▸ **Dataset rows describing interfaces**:
********
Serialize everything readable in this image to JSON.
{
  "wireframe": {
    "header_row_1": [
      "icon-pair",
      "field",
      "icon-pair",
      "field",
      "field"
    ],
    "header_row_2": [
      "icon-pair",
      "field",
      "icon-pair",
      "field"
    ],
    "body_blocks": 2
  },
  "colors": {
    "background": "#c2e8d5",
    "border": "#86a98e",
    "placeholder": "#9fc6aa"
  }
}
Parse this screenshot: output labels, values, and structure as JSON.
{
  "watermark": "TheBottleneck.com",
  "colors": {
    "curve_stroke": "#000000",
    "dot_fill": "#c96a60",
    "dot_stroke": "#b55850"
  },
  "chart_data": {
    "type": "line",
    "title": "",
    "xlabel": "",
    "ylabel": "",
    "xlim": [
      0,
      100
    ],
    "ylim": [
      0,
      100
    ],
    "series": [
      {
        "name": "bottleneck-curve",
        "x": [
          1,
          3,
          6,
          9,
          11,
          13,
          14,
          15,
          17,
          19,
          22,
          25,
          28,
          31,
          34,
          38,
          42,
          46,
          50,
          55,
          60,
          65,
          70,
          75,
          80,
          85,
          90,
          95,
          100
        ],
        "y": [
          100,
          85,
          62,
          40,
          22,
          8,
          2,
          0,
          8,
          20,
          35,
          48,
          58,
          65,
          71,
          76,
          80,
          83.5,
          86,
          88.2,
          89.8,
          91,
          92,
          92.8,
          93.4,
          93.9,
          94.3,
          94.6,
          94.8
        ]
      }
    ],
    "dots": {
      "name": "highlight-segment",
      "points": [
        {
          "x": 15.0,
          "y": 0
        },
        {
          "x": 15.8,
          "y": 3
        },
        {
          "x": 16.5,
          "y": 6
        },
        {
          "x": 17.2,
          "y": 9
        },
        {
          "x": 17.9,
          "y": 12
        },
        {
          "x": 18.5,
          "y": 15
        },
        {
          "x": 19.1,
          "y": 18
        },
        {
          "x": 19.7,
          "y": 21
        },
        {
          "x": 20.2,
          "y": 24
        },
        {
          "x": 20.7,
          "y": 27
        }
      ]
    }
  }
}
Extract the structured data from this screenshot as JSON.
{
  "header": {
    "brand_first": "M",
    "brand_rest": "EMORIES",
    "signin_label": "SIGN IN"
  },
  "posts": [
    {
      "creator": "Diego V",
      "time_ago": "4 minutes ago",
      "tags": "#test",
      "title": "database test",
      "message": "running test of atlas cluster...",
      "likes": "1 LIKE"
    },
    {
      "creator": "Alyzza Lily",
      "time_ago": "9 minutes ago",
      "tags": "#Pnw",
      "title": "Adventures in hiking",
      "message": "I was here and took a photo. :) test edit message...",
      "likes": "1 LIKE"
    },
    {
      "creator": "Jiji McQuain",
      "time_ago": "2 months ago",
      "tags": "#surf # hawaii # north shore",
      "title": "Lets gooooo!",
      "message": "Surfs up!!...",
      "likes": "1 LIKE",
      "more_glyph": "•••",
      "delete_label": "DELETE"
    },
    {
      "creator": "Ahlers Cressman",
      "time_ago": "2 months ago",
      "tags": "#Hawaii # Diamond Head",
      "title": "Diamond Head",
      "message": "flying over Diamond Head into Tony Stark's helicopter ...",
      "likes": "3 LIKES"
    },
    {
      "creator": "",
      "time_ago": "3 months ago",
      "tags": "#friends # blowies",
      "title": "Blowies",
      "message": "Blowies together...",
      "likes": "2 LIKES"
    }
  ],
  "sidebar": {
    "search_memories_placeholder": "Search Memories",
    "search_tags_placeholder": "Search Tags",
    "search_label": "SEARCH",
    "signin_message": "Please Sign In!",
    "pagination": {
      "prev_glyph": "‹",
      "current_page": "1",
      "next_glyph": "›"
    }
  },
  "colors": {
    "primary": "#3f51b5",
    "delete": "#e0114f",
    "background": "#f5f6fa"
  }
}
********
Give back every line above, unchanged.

Serialize everything readable in this image to JSON.
{
  "wireframe": {
    "header_row_1": [
      "icon-pair",
      "field",
      "icon-pair",
      "field",
      "field"
    ],
    "header_row_2": [
      "icon-pair",
      "field",
      "icon-pair",
      "field"
    ],
    "body_blocks": 2
  },
  "colors": {
    "background": "#c2e8d5",
    "border": "#86a98e",
    "placeholder": "#9fc6aa"
  }
}
Parse this screenshot: output labels, values, and structure as JSON.
{
  "watermark": "TheBottleneck.com",
  "colors": {
    "curve_stroke": "#000000",
    "dot_fill": "#c96a60",
    "dot_stroke": "#b55850"
  },
  "chart_data": {
    "type": "line",
    "title": "",
    "xlabel": "",
    "ylabel": "",
    "xlim": [
      0,
      100
    ],
    "ylim": [
      0,
      100
    ],
    "series": [
      {
        "name": "bottleneck-curve",
        "x": [
          1,
          3,
          6,
          9,
          11,
          13,
          14,
          15,
          17,
          19,
          22,
          25,
          28,
          31,
          34,
          38,
          42,
          46,
          50,
          55,
          60,
          65,
          70,
          75,
          80,
          85,
          90,
          95,
          100
        ],
        "y": [
          100,
          85,
          62,
          40,
          22,
          8,
          2,
          0,
          8,
          20,
          35,
          48,
          58,
          65,
          71,
          76,
          80,
          83.5,
          86,
          88.2,
          89.8,
          91,
          92,
          92.8,
          93.4,
          93.9,
          94.3,
          94.6,
          94.8
        ]
      }
    ],
    "dots": {
      "name": "highlight-segment",
      "points": [
        {
          "x": 15.0,
          "y": 0
        },
        {
          "x": 15.8,
          "y": 3
        },
        {
          "x": 16.5,
          "y": 6
        },
        {
          "x": 17.2,
          "y": 9
        },
        {
          "x": 17.9,
          "y": 12
        },
        {
          "x": 18.5,
          "y": 15
        },
        {
          "x": 19.1,
          "y": 18
        },
        {
          "x": 19.7,
          "y": 21
        },
        {
          "x": 20.2,
          "y": 24
        },
        {
          "x": 20.7,
          "y": 27
        }
      ]
    }
  }
}
Extract the structured data from this screenshot as JSON.
{
  "header": {
    "brand_first": "M",
    "brand_rest": "EMORIES",
    "signin_label": "SIGN IN"
  },
  "posts": [
    {
      "creator": "Diego V",
      "time_ago": "4 minutes ago",
      "tags": "#test",
      "title": "database test",
      "message": "running test of atlas cluster...",
      "likes": "1 LIKE"
    },
    {
      "creator": "Alyzza Lily",
      "time_ago": "9 minutes ago",
      "tags": "#Pnw",
      "title": "Adventures in hiking",
      "message": "I was here and took a photo. :) test edit message...",
      "likes": "1 LIKE"
    },
    {
      "creator": "Jiji McQuain",
      "time_ago": "2 months ago",
      "tags": "#surf # hawaii # north shore",
      "title": "Lets gooooo!",
      "message": "Surfs up!!...",
      "likes": "1 LIKE",
      "more_glyph": "•••",
      "delete_label": "DELETE"
    },
    {
      "creator": "Ahlers Cressman",
      "time_ago": "2 months ago",
      "tags": "#Hawaii # Diamond Head",
      "title": "Diamond Head",
      "message": "flying over Diamond Head into Tony Stark's helicopter ...",
      "likes": "3 LIKES"
    },
    {
      "creator": "",
      "time_ago": "3 months ago",
      "tags": "#friends # blowies",
      "title": "Blowies",
      "message": "Blowies together...",
      "likes": "2 LIKES"
    }
  ],
  "sidebar": {
    "search_memories_placeholder": "Search Memories",
    "search_tags_placeholder": "Search Tags",
    "search_label": "SEARCH",
    "signin_message": "Please Sign In!",
    "pagination": {
      "prev_glyph": "‹",
      "current_page": "1",
      "next_glyph": "›"
    }
  },
  "colors": {
    "primary": "#3f51b5",
    "delete": "#e0114f",
    "background": "#f5f6fa"
  }
}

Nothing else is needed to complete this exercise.